Multiple sclerosis (MS) is characterized by damage to our nerve fibers' “myelin sheaths,” the thick layers of specialized insulating cells that normally wrap around them.
Myelin damage causes nerve signals to be slowed, shorted, or blocked, resulting in the well-known difficulties MS sufferers have in controling the muscles to which those nerves lead.
Under normal circumstances, the myelin sheath can regenerate after damage. However, factors made by the nerve and surrounding cells regulate this regenerative capacity. Our understanding of what these factors are and how they control regeneration and remyelination is still limited.
Now, in today's issue of Neuron, a Rockefeller University research team led by Sidney Strickland reports the identification of the blood clotting factor fibrin as a critical protein in the regulation of regeneration of the myelin sheath following injury.
The body usually makes fibrin to allow the blood to clot over a wound. However, researchers have previously also observed that it accumulates in damaged nerves immediately following the injury. Such fibrin deposition is subsequently cleared, and this clearance seems to correlate with the timing of nerve regrowth and repair. Increased deposition has also been reported at the site of nerve lesions in MS patients.
Strickland and colleagues studied nerve regeneration in mice lacking fibrin. Strikingly, the mice lacking fibrin regenerated crushed nerves significantly faster than mice with fibrin.
After further investigation, the researchers discovered that this is possible because fibrin normally plays a role in keeping sheath cells in an immature state in which they are not capable of regenerating the intact myelin sheath.

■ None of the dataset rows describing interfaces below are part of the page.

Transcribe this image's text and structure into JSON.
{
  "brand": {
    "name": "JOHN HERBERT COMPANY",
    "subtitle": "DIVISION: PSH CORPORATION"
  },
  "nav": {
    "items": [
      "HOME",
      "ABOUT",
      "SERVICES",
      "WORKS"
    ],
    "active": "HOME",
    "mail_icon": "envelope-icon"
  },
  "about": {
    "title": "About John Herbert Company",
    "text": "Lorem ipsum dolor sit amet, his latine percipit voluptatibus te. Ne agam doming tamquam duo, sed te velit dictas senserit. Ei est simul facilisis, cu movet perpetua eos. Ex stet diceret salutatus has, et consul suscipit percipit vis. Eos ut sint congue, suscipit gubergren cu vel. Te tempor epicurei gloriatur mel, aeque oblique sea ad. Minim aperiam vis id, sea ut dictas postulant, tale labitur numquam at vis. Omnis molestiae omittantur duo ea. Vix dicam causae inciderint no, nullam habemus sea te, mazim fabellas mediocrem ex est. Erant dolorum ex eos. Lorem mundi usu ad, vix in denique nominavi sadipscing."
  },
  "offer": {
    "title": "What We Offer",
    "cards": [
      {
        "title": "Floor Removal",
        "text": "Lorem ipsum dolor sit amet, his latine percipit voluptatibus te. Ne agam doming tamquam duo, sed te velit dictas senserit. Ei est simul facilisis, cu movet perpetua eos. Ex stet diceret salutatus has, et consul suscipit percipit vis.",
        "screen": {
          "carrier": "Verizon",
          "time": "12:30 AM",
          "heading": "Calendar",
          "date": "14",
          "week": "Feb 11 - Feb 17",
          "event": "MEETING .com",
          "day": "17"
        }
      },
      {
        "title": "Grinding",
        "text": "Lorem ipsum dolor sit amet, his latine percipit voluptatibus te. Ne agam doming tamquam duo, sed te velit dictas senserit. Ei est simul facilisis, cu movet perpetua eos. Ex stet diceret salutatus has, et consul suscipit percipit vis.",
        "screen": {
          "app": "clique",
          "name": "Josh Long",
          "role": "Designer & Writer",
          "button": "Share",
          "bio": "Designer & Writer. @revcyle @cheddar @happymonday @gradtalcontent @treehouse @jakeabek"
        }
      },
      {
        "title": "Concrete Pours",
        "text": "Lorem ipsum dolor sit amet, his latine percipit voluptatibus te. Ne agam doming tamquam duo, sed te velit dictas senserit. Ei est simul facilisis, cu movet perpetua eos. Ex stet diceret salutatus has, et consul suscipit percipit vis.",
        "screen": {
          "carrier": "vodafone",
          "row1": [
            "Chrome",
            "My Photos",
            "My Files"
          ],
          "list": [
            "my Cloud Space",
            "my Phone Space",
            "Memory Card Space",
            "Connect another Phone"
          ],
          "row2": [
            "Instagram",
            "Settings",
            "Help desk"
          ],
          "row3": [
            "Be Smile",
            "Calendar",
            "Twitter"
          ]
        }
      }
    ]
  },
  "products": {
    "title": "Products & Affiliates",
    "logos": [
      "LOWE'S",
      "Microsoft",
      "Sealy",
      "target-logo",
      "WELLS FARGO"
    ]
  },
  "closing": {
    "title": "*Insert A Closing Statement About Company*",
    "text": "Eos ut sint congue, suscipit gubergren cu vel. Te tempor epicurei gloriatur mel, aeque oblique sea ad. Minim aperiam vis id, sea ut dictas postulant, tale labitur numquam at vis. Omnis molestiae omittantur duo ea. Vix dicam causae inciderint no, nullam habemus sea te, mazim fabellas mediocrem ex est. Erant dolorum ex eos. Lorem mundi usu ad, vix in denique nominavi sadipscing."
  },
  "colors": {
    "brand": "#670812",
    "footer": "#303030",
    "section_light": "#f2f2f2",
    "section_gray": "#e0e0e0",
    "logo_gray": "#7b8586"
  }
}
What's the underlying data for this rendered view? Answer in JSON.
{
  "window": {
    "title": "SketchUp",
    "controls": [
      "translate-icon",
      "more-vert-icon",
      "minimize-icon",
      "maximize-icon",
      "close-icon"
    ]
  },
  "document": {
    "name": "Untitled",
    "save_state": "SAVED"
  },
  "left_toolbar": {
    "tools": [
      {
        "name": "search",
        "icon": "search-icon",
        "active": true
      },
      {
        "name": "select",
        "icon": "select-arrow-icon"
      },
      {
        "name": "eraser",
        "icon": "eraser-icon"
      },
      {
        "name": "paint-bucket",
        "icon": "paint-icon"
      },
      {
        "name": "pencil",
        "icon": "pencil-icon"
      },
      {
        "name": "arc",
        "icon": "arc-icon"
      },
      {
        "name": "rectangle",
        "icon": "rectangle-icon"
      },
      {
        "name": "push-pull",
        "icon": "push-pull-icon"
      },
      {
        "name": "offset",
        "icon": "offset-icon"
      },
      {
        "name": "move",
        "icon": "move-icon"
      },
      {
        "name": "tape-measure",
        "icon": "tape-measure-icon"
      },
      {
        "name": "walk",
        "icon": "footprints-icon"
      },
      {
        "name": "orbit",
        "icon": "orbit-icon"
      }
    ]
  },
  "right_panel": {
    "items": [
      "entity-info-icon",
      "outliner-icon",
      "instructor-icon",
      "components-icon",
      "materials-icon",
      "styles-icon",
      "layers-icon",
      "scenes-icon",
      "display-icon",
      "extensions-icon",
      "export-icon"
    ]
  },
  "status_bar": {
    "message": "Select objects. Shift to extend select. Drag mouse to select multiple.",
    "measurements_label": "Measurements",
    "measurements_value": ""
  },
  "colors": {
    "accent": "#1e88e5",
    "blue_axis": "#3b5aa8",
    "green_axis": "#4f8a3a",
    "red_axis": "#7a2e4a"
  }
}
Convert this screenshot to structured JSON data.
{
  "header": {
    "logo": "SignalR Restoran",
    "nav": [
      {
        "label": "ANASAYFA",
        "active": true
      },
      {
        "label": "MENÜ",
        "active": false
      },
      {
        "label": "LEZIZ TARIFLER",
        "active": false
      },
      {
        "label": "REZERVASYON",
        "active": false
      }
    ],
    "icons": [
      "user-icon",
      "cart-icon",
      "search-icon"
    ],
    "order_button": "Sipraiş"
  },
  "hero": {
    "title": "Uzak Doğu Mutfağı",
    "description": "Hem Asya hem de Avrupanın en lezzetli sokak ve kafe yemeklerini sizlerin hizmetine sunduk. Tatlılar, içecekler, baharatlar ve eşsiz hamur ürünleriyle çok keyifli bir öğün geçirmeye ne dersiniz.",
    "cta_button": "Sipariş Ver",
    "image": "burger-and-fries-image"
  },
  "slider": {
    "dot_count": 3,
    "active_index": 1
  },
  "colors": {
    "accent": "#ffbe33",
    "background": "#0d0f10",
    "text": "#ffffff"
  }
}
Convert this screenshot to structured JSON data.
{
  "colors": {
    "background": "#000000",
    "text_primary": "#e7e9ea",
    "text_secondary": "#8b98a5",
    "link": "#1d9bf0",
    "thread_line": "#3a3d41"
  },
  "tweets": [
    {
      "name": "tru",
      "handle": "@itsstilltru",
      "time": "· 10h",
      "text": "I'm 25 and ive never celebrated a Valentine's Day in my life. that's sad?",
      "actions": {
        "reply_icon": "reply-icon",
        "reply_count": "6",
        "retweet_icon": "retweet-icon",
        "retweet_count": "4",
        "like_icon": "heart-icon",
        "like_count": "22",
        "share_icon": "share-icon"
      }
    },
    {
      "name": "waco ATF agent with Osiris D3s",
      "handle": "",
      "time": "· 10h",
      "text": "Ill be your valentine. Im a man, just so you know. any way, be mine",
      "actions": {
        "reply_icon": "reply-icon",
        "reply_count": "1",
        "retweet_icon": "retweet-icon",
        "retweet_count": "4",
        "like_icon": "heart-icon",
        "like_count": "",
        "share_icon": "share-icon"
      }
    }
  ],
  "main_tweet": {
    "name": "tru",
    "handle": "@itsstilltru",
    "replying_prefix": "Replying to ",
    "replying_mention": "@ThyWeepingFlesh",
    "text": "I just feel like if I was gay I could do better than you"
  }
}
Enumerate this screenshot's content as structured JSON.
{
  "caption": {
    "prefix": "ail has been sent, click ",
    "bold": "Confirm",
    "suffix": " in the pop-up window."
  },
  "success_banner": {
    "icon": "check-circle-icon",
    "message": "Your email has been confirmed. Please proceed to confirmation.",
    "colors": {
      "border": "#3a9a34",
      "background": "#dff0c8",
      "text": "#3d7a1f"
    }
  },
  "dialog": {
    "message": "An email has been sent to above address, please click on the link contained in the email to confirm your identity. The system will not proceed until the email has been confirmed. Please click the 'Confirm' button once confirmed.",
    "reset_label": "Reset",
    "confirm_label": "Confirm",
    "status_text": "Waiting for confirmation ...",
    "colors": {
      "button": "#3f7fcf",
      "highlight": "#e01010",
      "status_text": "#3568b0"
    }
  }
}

In the absence of fibrin, sheath cells are able to mature more quickly and can more efficiently remyelinate damaged nerves.
These results point the way toward a potentially new treatment for nerve injuries and suggest that preventing fibrin deposition may be a means to enhance the nervous system's natural regenerative capacities.
[Contact: Sidney Strickland ]